From the Editor: A strictly local paper

By Terence Moore

I decided early in my tenure as editor that the Rupert’s Land News should focus tightly on the Rupert’s Land worshipping community and its members. I have more or less stuck to that principle. It may be time to think that through once again – and a new editor might come to a different view.

I became notorious for announcing at the annual gathering of Anglican editors that my editorial focus was strictly local. A story for the Rupert’s Land News, I told my colleagues each year, must have the name Rupert’s Land or the name of a Rupert’s Land person, place or parish in the first two paragraphs. If that ingredient is missing, it may be a wonderful story but it is not a story for the Rupert’s Land News.

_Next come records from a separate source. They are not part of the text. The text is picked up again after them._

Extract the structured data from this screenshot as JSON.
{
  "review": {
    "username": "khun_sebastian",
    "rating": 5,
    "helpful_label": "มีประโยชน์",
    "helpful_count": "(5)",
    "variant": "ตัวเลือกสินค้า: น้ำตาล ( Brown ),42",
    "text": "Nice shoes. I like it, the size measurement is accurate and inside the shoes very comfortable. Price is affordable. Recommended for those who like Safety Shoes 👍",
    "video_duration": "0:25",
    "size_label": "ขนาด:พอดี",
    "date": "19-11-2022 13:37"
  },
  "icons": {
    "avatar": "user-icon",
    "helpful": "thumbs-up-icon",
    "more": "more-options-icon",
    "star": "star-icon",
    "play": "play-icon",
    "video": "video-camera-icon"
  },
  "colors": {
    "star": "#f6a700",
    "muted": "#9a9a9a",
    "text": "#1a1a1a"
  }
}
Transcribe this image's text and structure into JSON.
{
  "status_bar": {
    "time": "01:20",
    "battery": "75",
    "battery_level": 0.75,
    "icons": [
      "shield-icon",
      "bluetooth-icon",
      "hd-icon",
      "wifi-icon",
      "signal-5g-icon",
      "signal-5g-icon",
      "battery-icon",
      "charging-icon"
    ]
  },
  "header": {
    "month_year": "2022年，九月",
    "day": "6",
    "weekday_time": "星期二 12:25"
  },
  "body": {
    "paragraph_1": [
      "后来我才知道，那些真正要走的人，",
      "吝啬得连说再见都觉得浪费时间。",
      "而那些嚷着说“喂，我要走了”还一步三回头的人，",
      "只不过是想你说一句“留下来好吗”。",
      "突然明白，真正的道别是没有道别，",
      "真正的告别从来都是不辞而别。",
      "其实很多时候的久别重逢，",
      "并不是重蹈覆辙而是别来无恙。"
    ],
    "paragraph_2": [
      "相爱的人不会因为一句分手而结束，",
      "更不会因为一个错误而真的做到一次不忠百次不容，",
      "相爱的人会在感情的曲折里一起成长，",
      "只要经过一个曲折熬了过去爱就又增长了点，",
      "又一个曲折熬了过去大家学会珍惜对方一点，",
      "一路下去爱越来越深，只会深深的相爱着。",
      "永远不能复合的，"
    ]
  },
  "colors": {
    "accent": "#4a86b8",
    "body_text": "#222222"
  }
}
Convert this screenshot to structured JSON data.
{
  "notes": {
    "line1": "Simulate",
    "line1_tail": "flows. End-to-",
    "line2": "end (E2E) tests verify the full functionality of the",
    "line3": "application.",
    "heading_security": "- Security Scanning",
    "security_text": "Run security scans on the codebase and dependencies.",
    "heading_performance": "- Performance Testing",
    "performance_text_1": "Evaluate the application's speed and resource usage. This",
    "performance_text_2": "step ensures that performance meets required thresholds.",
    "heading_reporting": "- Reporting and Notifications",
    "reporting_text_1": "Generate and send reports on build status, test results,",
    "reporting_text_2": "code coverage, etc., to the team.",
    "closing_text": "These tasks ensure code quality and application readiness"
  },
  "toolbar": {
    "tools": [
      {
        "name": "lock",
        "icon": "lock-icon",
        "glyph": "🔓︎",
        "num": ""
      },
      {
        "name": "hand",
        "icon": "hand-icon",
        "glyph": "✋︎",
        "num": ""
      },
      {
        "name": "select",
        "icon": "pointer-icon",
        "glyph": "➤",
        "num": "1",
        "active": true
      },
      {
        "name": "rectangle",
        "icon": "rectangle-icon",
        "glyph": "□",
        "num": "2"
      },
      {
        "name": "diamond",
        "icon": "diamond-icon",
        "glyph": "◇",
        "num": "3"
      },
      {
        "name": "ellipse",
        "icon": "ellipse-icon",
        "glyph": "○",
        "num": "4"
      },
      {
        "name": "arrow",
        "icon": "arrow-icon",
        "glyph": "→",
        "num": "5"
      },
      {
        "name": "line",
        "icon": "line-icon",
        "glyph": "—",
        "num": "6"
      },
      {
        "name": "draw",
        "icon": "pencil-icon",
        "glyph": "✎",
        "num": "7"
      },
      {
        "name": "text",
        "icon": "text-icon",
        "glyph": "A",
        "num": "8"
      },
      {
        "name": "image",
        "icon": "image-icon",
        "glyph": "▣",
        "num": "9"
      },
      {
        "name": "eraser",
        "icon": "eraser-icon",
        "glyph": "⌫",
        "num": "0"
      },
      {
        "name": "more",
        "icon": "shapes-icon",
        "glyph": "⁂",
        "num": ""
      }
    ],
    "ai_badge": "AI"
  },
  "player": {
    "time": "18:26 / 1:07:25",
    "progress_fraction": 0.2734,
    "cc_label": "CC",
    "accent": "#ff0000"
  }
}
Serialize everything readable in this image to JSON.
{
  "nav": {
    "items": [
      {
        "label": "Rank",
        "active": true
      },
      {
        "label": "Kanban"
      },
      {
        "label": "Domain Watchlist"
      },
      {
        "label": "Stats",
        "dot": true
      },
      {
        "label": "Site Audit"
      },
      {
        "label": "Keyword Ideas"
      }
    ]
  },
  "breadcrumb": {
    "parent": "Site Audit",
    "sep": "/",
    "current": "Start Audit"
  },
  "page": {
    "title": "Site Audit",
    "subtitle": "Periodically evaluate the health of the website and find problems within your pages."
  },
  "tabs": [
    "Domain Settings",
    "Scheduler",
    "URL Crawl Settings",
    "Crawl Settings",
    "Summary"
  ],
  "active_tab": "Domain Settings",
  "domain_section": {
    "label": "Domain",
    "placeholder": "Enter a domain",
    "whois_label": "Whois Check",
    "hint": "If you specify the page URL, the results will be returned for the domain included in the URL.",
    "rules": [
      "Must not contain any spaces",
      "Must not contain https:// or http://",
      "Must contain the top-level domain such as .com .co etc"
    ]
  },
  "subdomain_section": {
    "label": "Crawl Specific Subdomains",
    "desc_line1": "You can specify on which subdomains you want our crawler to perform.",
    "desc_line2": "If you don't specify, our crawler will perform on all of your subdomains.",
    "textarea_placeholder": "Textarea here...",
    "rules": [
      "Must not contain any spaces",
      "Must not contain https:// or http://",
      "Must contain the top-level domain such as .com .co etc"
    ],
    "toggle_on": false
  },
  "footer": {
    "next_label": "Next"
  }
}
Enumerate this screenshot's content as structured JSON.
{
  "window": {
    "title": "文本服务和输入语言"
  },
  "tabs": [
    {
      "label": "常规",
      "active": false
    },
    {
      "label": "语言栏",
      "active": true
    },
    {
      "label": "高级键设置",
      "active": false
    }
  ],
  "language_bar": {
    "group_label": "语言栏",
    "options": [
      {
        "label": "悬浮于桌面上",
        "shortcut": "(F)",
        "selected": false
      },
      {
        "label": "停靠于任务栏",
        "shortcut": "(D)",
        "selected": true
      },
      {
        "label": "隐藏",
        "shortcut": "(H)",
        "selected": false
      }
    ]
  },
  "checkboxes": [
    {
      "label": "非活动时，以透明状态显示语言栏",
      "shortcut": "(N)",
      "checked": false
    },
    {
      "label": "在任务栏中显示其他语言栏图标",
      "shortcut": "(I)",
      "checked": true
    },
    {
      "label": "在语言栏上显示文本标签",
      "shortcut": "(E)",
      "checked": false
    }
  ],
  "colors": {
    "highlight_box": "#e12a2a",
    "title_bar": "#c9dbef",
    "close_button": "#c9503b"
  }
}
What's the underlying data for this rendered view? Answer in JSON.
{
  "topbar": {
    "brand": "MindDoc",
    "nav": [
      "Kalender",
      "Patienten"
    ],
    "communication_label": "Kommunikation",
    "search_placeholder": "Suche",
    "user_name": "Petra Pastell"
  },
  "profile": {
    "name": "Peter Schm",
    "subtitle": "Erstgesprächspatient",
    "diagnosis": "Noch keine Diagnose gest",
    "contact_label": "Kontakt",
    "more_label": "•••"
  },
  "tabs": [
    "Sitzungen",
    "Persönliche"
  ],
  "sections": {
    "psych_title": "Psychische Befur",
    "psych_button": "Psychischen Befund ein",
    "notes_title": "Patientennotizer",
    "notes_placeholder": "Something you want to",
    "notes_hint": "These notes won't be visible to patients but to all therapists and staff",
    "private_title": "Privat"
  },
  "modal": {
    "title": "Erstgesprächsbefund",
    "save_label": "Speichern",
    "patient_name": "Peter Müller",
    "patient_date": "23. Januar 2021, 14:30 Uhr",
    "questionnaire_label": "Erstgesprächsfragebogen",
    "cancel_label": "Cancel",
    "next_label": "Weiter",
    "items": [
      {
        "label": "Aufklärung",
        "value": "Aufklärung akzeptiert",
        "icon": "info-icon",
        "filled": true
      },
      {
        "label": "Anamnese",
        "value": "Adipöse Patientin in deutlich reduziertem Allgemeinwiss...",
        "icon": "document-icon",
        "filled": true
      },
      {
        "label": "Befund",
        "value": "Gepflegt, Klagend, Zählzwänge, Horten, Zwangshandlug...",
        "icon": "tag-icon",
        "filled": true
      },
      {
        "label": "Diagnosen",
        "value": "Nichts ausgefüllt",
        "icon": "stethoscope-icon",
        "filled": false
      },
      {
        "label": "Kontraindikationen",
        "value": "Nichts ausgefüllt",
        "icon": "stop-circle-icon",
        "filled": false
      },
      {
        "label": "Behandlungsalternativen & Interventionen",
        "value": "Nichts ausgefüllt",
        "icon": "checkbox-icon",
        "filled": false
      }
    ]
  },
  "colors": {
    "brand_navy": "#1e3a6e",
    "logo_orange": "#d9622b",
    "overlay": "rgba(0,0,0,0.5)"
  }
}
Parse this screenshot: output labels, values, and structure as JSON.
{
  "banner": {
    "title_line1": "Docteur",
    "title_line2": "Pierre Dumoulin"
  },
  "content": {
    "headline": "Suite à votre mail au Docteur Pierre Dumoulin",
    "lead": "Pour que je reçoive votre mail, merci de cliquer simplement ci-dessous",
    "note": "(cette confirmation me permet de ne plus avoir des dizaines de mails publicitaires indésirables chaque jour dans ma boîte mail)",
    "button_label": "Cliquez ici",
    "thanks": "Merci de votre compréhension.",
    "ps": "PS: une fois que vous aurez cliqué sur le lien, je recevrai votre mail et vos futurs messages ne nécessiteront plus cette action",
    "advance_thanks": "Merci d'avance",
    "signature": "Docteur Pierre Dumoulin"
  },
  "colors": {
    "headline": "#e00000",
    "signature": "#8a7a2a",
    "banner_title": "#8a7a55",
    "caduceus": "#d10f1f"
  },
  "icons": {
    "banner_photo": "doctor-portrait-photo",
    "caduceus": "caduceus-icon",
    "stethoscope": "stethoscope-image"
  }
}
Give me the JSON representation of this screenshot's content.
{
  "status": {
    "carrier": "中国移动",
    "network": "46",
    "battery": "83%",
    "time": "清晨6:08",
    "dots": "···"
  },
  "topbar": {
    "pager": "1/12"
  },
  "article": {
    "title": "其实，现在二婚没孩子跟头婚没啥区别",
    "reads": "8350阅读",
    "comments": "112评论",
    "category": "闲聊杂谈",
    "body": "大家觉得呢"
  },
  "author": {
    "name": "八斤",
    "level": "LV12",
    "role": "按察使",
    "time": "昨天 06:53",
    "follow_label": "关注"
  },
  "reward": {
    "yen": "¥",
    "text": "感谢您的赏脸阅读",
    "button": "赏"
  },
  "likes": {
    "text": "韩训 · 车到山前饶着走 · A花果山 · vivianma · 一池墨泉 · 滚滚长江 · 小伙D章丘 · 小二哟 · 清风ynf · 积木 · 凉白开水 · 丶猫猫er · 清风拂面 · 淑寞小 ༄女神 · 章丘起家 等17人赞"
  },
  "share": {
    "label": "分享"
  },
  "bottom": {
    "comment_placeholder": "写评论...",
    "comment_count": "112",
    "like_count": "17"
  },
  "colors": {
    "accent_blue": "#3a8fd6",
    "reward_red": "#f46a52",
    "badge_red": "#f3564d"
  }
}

The Rupert’s Land News, I thought, should not look like an expression from some indeterminate place. It should look like an expression from here.

For similar reasons, I did not want to decorate the newspaper with generic images collected from Internet sources. The Rupert’s Land News, I thought, should not look like an expression from some indeterminate place. It should look like an expression from here – the Red River Valley, the Southern Interlake, Winnipeg and from now on the southern part of Northwestern Ontario. So even for allegorical images illustrating abstract themes, I thought it was better to shoot original photographs here and tell the readers when and where they were shot.

Agencies and departments of the national church sometimes seek publicity for their good works in the pages of the Rupert’s Land News. They can have it, but they need to tell us a story about Rupert’s Land. Some know how to do that.

In applying that principle, I extended the idea of Rupert’s Land to encompass our companion diocese of Central Buganda. Our Central Buganda correspondent, LP Mulondo, frequently files stories that are directly related to Rupert’s Land people and parishes. Many people and parishes here have played important roles in the life of the Ugandan church.

Even when there is no explicit Rupert’s Land angle to his articles, LP tells us about the lives and circumstances of Ugandan people we pray for every week. For that reason, I have treated Central Buganda stories as coming within the ambit of Us Here – a large Us and a large Here.

Rupert’s Land and its people have something to say to the entire world, including readers in far countries who have a smart phone and a search engine but have never heard of Rupert’s Land.

This was a good principle for a newspaper delivered by the Post Office to 4,000 households almost all of which lie within the Diocese of Rupert’s Land. It may not be such a good principle for a communication vehicle that offers itself to all of Cyberspace.

Rupert’s Land and its people have something to say to the entire world, including readers in far countries who have a smart phone and a search engine but have never heard of Rupert’s Land. Readers of the Rupert’s Land News Online may stumble upon our articles because they did a search for discipleship or sanctuary or refugees. A tight focus on Rupert’s Land is of little interest to those readers and may even get in the way of a writer who has something interesting to tell them.

The new editor may want to keep in mind both kinds of reader – the local and the distant – in deciding what constitutes a story worth covering and how it should be shaped and presented. It’s worth a try.

Rupert’s Land probably does not have the resources to produce two distinct discourses – one for Us Here and one for Cyberspace. The newspaper, at least for now, provides the content for the online vehicle we are now launching. The new editor may want to keep in mind both kinds of reader – the local and the distant – in deciding what constitutes a story worth covering and how it should be shaped and presented. It’s worth a try.

By Terence Moore